If you’re interested in formatting dates using the format function, I recommend reviewing this forum post: How do you format a date?

## Number Function

The `number()`

XPath function converts its argument into a numerical value, making it ideal for converting our formatted string back to a number that we can use for accurate calculations.

# Problems With Using Rounding Functions For Calculations

While the Rounding Numbers: Format and Number Functions and Rounding Numbers: Round, Round-number, Floor, and Ceiling Functions sections explain how to round individual numbers, using these functions in isolation when performing calculations on multiple lines at once won’t fully resolve the issues and will often return incorrect results.

The challenge arises because to get the expected results, you need to use these XPath functions on each line individually and perform calculations on the line level.

However, when used in combination with **variables**, these functions can deliver the desired outcomes. The process is explained in the next chapter.

# Solution: Using The Rounding Functions with Variables

This solution follows a framework similar to calculating running totals.

We’ll explain the process using the `round()`

XPath function and the combination of `format()`

and `number()`

functions.

This solution involves three critical steps, as shown below.

## 1. Creating The First Variable

**Before the List tagging element**, add a **Var tagging element** named ‘round’ and assign it a value of `0`

. The most convenient place for this variable is the **header row of a table**. This variable represents the starting point.

If you are using the `format()`

and `number()`

combination for rounding, you can name the variable based on the format you’re applying (e.g., ‘n2’). Regardless of the name, the value should be set to `0`

.

## 2. Creating the Second Variable

**Within the List tagging element** , place another **Var tagging element** after the Field tagging element representing @LineAmount. Name this variable the **same as the first one** (‘round’ or ‘n2’, depending on your chosen example).
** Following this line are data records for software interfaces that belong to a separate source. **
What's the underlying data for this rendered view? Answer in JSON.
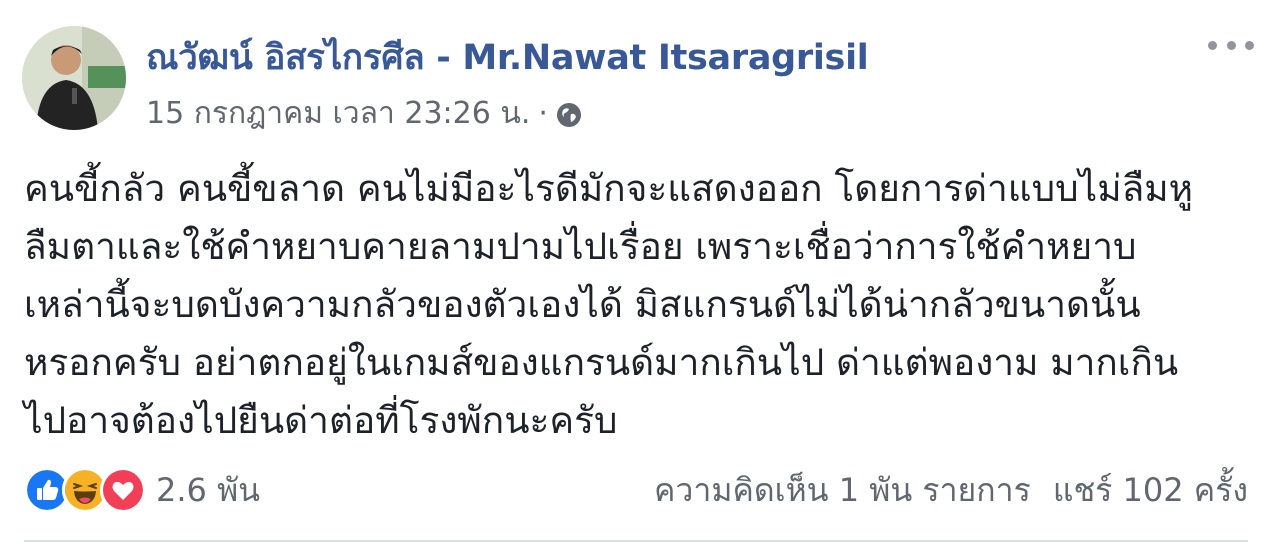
{
  "post": {
    "author_name": "ณวัฒน์ อิสรไกรศีล - Mr.Nawat Itsaragrisil",
    "timestamp": "15 กรกฎาคม เวลา 23:26 น.",
    "separator": "·",
    "audience_icon": "globe-icon",
    "more_icon": "more-horizontal-icon",
    "body_lines": [
      "คนขี้กลัว คนขี้ขลาด คนไม่มีอะไรดีมักจะแสดงออก โดยการด่าแบบไม่ลืมหู",
      "ลืมตาและใช้คำหยาบคายลามปามไปเรื่อย เพราะเชื่อว่าการใช้คำหยาบ",
      "เหล่านี้จะบดบังความกลัวของตัวเองได้ มิสแกรนด์ไม่ได้น่ากลัวขนาดนั้น",
      "หรอกครับ อย่าตกอยู่ในเกมส์ของแกรนด์มากเกินไป ด่าแต่พองาม มากเกิน",
      "ไปอาจต้องไปยืนด่าต่อที่โรงพักนะครับ"
    ]
  },
  "reactions": {
    "icons": [
      "like-icon",
      "haha-icon",
      "love-icon"
    ],
    "count": "2.6 พัน",
    "colors": {
      "like": "#1877f2",
      "haha": "#f7b125",
      "love": "#f33e58"
    }
  },
  "stats": {
    "comments": "ความคิดเห็น 1 พัน รายการ",
    "shares": "แชร์ 102 ครั้ง"
  },
  "colors": {
    "author": "#385898",
    "meta": "#616770",
    "text": "#1d2129",
    "divider": "#dadde1"
  }
}
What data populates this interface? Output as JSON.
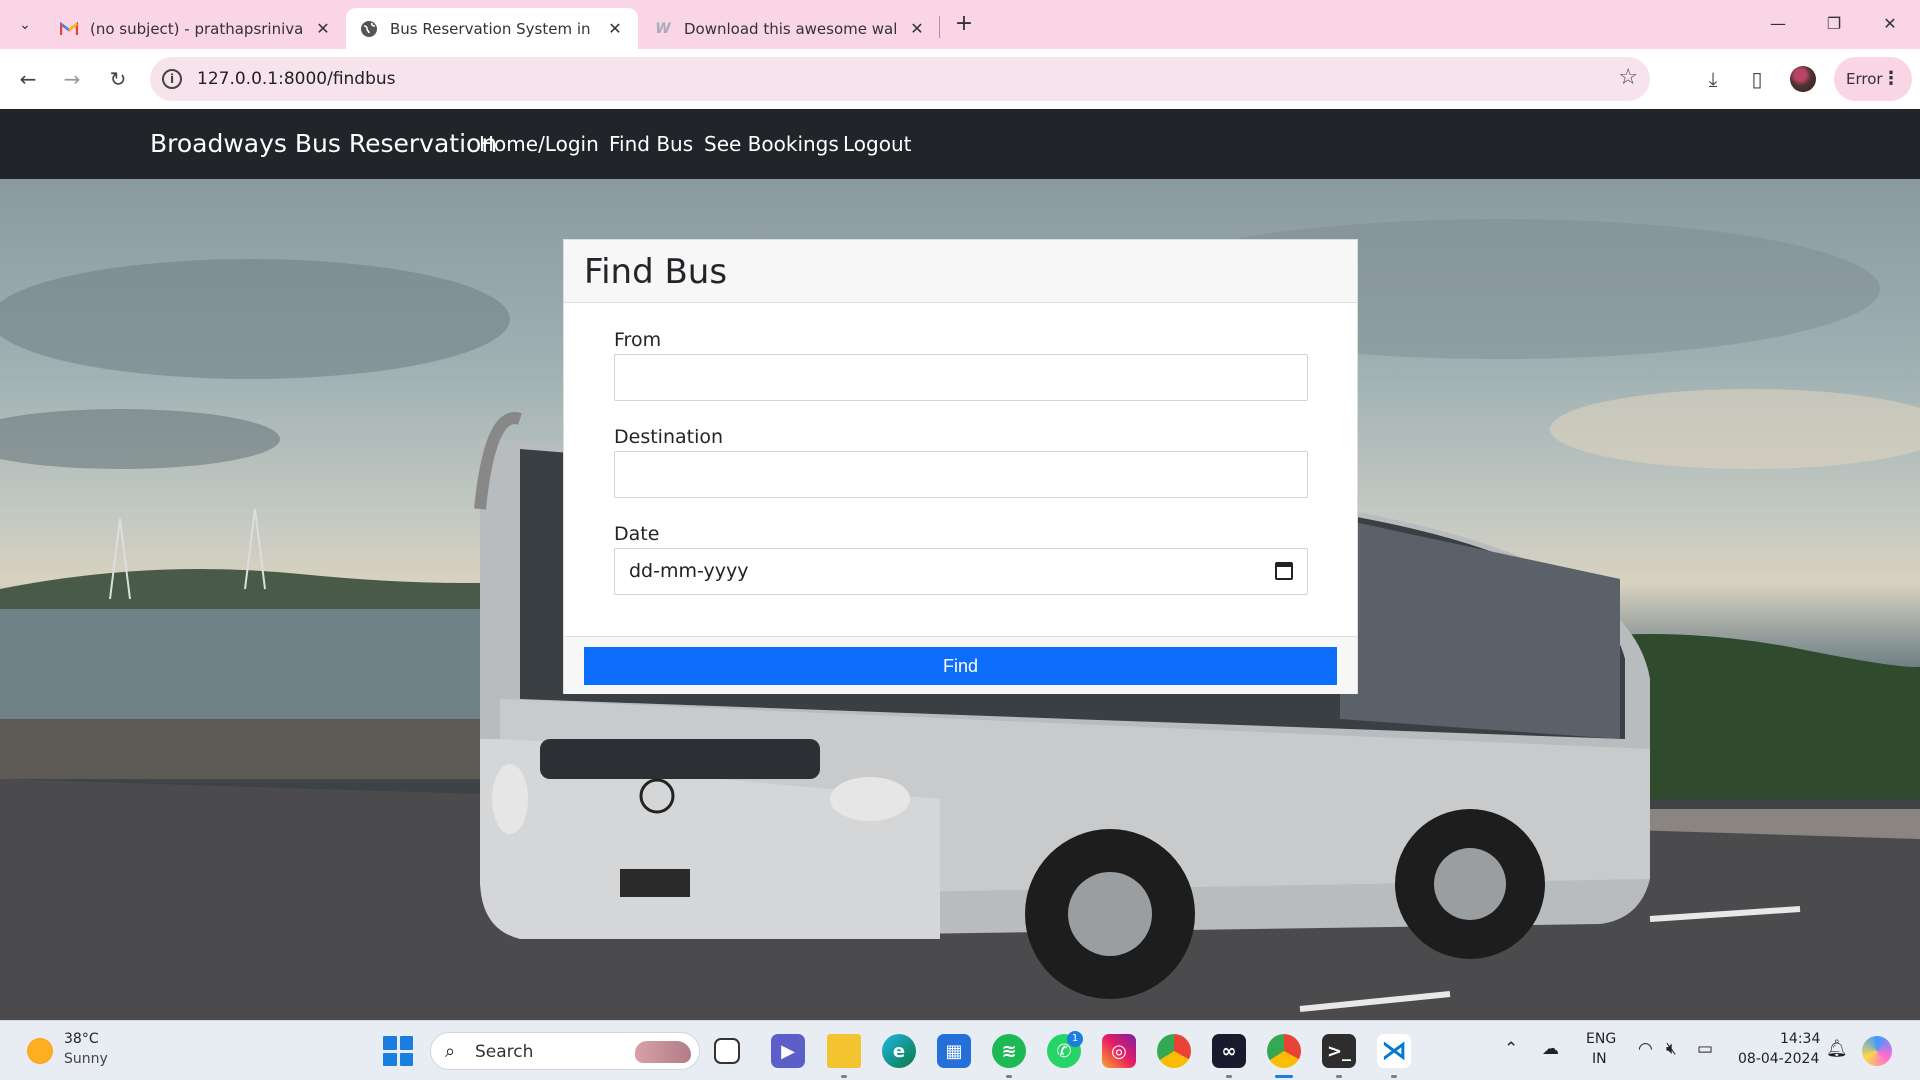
{
  "browser": {
    "tabs": [
      {
        "title": "(no subject) - prathapsrinivasan",
        "icon": "gmail-icon",
        "active": false
      },
      {
        "title": "Bus Reservation System in Djan",
        "icon": "globe-icon",
        "active": true
      },
      {
        "title": "Download this awesome wallpa",
        "icon": "wallhaven-icon",
        "active": false
      }
    ],
    "url": "127.0.0.1:8000/findbus",
    "profile_label": "Error"
  },
  "navbar": {
    "brand": "Broadways Bus Reservation",
    "links": [
      "Home/Login",
      "Find Bus",
      "See Bookings",
      "Logout"
    ]
  },
  "form": {
    "title": "Find Bus",
    "from_label": "From",
    "from_value": "",
    "destination_label": "Destination",
    "destination_value": "",
    "date_label": "Date",
    "date_placeholder": "dd-mm-yyyy",
    "submit_label": "Find"
  },
  "colors": {
    "navbar_bg": "#212529",
    "primary_button": "#0d6efd",
    "tabstrip_bg": "#f9d5e5"
  },
  "taskbar": {
    "weather_temp": "38°C",
    "weather_desc": "Sunny",
    "search_label": "Search",
    "whatsapp_badge": "1",
    "lang_line1": "ENG",
    "lang_line2": "IN",
    "time": "14:34",
    "date": "08-04-2024"
  }
}
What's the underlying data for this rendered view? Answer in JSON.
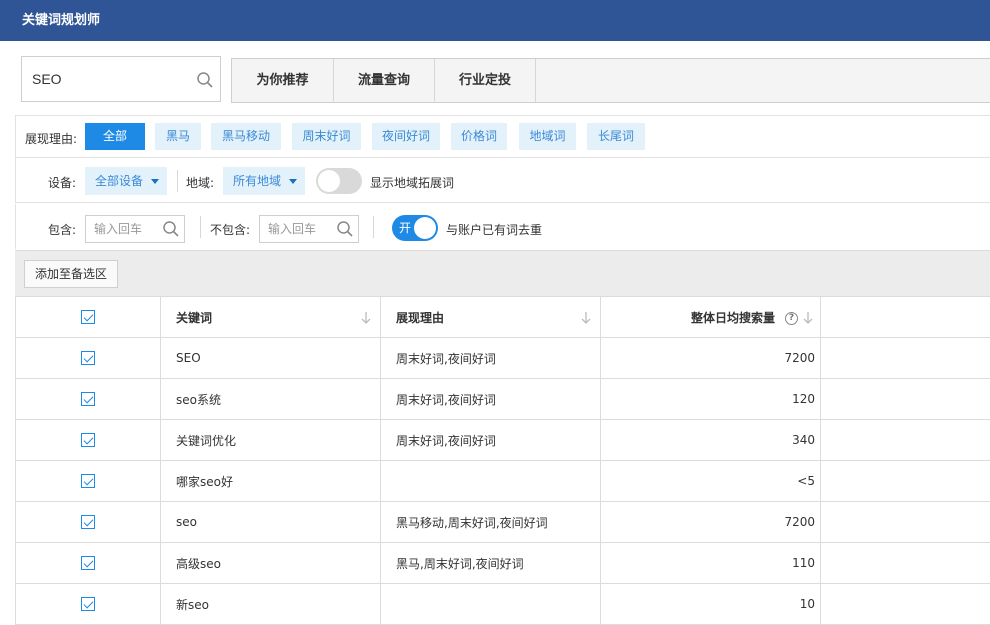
{
  "window": {
    "title": "关键词规划师"
  },
  "search": {
    "value": "SEO"
  },
  "tabs": [
    {
      "label": "为你推荐"
    },
    {
      "label": "流量查询"
    },
    {
      "label": "行业定投"
    }
  ],
  "reasons": {
    "label": "展现理由:",
    "chips": [
      {
        "label": "全部",
        "active": true
      },
      {
        "label": "黑马"
      },
      {
        "label": "黑马移动"
      },
      {
        "label": "周末好词"
      },
      {
        "label": "夜间好词"
      },
      {
        "label": "价格词"
      },
      {
        "label": "地域词"
      },
      {
        "label": "长尾词"
      }
    ]
  },
  "device_row": {
    "device_label": "设备:",
    "device_value": "全部设备",
    "region_label": "地域:",
    "region_value": "所有地域",
    "toggle_label": "显示地域拓展词",
    "toggle_on": false
  },
  "filter_row": {
    "include_label": "包含:",
    "include_placeholder": "输入回车",
    "exclude_label": "不包含:",
    "exclude_placeholder": "输入回车",
    "toggle_text": "开",
    "toggle_on": true,
    "toggle_label": "与账户已有词去重"
  },
  "actions": {
    "add_label": "添加至备选区"
  },
  "table": {
    "headers": {
      "keyword": "关键词",
      "reason": "展现理由",
      "volume": "整体日均搜索量"
    },
    "rows": [
      {
        "keyword": "SEO",
        "reason": "周末好词,夜间好词",
        "volume": "7200"
      },
      {
        "keyword": "seo系统",
        "reason": "周末好词,夜间好词",
        "volume": "120"
      },
      {
        "keyword": "关键词优化",
        "reason": "周末好词,夜间好词",
        "volume": "340"
      },
      {
        "keyword": "哪家seo好",
        "reason": "",
        "volume": "<5"
      },
      {
        "keyword": "seo",
        "reason": "黑马移动,周末好词,夜间好词",
        "volume": "7200"
      },
      {
        "keyword": "高级seo",
        "reason": "黑马,周末好词,夜间好词",
        "volume": "110"
      },
      {
        "keyword": "新seo",
        "reason": "",
        "volume": "10"
      }
    ]
  },
  "colors": {
    "titlebar": "#2f5597",
    "accent": "#1e8ae6",
    "chip_bg": "#e3f1fb",
    "chip_text": "#3a8ad6"
  }
}
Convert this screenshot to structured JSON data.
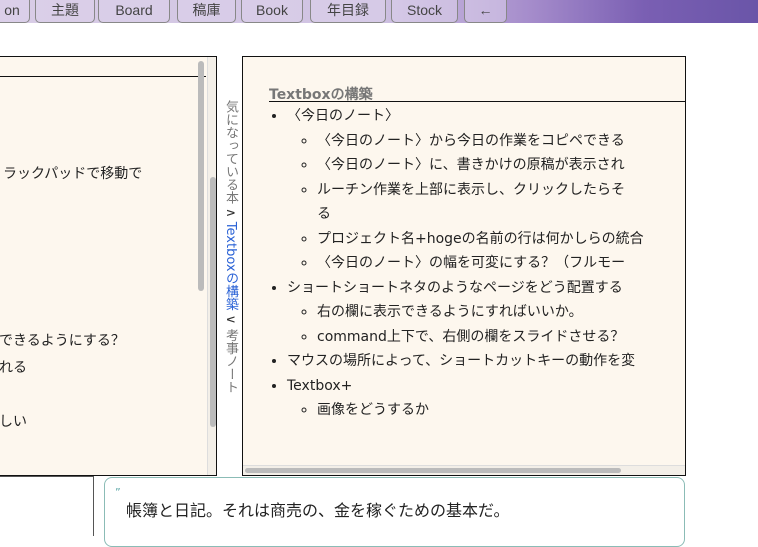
{
  "tabs": [
    {
      "label": "on"
    },
    {
      "label": "主題"
    },
    {
      "label": "Board"
    },
    {
      "label": "稿庫"
    },
    {
      "label": "Book"
    },
    {
      "label": "年目録"
    },
    {
      "label": "Stock"
    },
    {
      "label": "←"
    }
  ],
  "left_panel": {
    "lines": [
      "ラックパッドで移動で",
      "できるようにする？",
      "れる",
      "しい"
    ]
  },
  "vertical_nav": {
    "prev": "気になっている本",
    "up_arrow": "∧",
    "current": "Textboxの構築",
    "down_arrow": "∨",
    "next": "考事ノート"
  },
  "right_panel": {
    "title": "Textboxの構築",
    "items": [
      {
        "text": "〈今日のノート〉",
        "children": [
          "〈今日のノート〉から今日の作業をコピペできる",
          "〈今日のノート〉に、書きかけの原稿が表示され",
          "ルーチン作業を上部に表示し、クリックしたらそ る",
          "プロジェクト名+hogeの名前の行は何かしらの統合",
          "〈今日のノート〉の幅を可変にする？（フルモー"
        ]
      },
      {
        "text": "ショートショートネタのようなページをどう配置する",
        "children": [
          "右の欄に表示できるようにすればいいか。",
          "command上下で、右側の欄をスライドさせる？"
        ]
      },
      {
        "text": "マウスの場所によって、ショートカットキーの動作を変",
        "children": []
      },
      {
        "text": "Textbox+",
        "children": [
          "画像をどうするか"
        ]
      }
    ]
  },
  "quote": {
    "mark": "”",
    "text": "帳簿と日記。それは商売の、金を稼ぐための基本だ。"
  }
}
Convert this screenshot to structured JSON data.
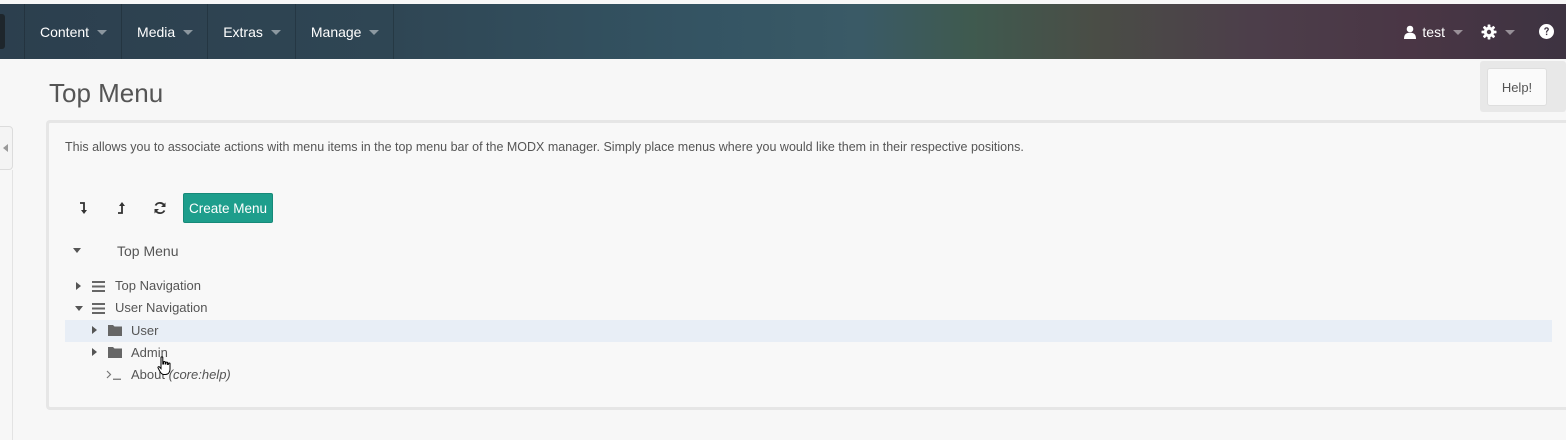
{
  "header": {
    "nav": [
      {
        "label": "Content"
      },
      {
        "label": "Media"
      },
      {
        "label": "Extras"
      },
      {
        "label": "Manage"
      }
    ],
    "user": {
      "name": "test",
      "icon": "user-icon"
    },
    "settings_icon": "gear-icon",
    "help_icon": "question-circle-icon"
  },
  "page": {
    "title": "Top Menu",
    "help_button": "Help!",
    "intro": "This allows you to associate actions with menu items in the top menu bar of the MODX manager. Simply place menus where you would like them in their respective positions."
  },
  "toolbar": {
    "expand_icon": "expand-all-icon",
    "collapse_icon": "collapse-all-icon",
    "refresh_icon": "refresh-icon",
    "create_label": "Create Menu"
  },
  "tree": {
    "root": {
      "label": "Top Menu",
      "expanded": true
    },
    "nodes": [
      {
        "label": "Top Navigation",
        "icon": "list-icon",
        "expanded": false
      },
      {
        "label": "User Navigation",
        "icon": "list-icon",
        "expanded": true
      },
      {
        "label": "User",
        "icon": "folder-icon",
        "expanded": false,
        "selected": true
      },
      {
        "label": "Admin",
        "icon": "folder-icon",
        "expanded": false
      },
      {
        "label": "About",
        "action": "(core:help)",
        "icon": "terminal-icon"
      }
    ]
  },
  "colors": {
    "primary_button": "#1e9e8c",
    "selected_row": "#e8eef6",
    "text": "#555555"
  }
}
Now, it’s time to assign a **value** to this variable, calculating the running total of the lines by progressively adding the rounded line amounts.

####
If You Are Using The `round()`

XPath Function

`var-element-value('round') + round(@LineAmount)`

####
If You Are Using The Combination Of `format()`

and `number()`

XPath Functions

`var-element-value('n2') + number(format(@LineAmount, 'n2'))`

## 3. Rendering the Value

To display the value of the rounded running total, insert a field tagging element after the list tagging element and set its value using the `var-element-value()`

XPath function. A new (summary) row after the list tagging element is the most suitable location for this field.

####
If You Are Using The `round()`

XPath Function

`var-element-value('round')`

####
If You Are Using The Combination Of `format()`

and `number()`

XPath Functions

`var-element-value('n2')`

If you review your results now, you’ll notice that the calculations now align with your formatted numbers.

# Closing Words

To summarize, formatting numbers using the `format()`

XPath function or the ‘n format’ primarily affects the display of numbers while preserving their full decimal precision for calculations. The reason for the differences is that number formatting converts numerical data into strings, whereas calculations are still performed with decimal precision.

Furthermore, while using `round()`

, `round-number()`

, `floor()`

, and `ceiling()`

functions allow you to maintain numbers as numerical data types, correct results demand separate calculations for each line. Not doing so will still result in incorrect final calculations.

In contrast, using the mentioned numerical XPath functions or the combination of `format()`

and `number()`

XPath functions together with variables enables you to get the desired outcomes as they address both aspects.

For practical demonstrations of these examples, review our test template, which showcases the issues and the proposed solution.

Calculations with formatted numbers.docx